A while back I was giving a presentation on requirements errors and someone made the observation that they thought the term "requirement" was, in itself, misleading. The gist of his argument is that the very term implies something that is "required", that it has to be done. In reality, most "requirements", at least as initially stated, are somewhat vague statements of things that could be done, but they often need quite a bit of work to determine what is really needed. It would be better to call them, at least initially, "wishes".
Unfortunately we are probably stuck with the term "requirement", but it can help to realize that as initially identified "requirements" tend to be vague, filled with incorrect assumptions about what the real problems and solutions look like. Some organizations call these sort of things "stakeholder requests", which gives them a way to capture them without anyone inadvertently assuming that these are the actual requirements. They then go through an investigation and refinement process before discovering the actual "requirements". Along the way, various other kinds of things may be discovered: needs, goals or objectives, desired outcomes, as well as terms (such as would be found in a glossary), among other things.
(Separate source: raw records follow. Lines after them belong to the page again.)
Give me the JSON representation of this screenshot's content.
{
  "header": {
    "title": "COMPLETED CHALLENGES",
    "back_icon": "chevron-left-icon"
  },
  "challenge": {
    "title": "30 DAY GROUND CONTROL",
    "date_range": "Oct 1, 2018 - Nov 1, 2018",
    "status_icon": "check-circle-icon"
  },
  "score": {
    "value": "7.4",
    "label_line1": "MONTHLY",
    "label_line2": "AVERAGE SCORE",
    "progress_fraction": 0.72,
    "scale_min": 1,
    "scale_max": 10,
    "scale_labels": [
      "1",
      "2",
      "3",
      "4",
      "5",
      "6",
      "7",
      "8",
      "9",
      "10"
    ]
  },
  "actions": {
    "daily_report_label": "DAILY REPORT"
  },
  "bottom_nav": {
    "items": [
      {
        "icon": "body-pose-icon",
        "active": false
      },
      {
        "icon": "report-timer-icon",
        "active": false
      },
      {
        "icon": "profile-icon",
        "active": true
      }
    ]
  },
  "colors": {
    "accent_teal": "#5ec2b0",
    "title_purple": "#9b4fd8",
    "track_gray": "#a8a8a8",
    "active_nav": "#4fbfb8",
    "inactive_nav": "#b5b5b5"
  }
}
The important thing is not how you categorize (this can get out of hand as well), but that you recognize that even when someone tells you something is a requirement you should not just accept their statement at face value - you need to make sure you understand the real need, and especially what they need to achieve. Only by doing so will you know whether the thing they are asking for is really "required".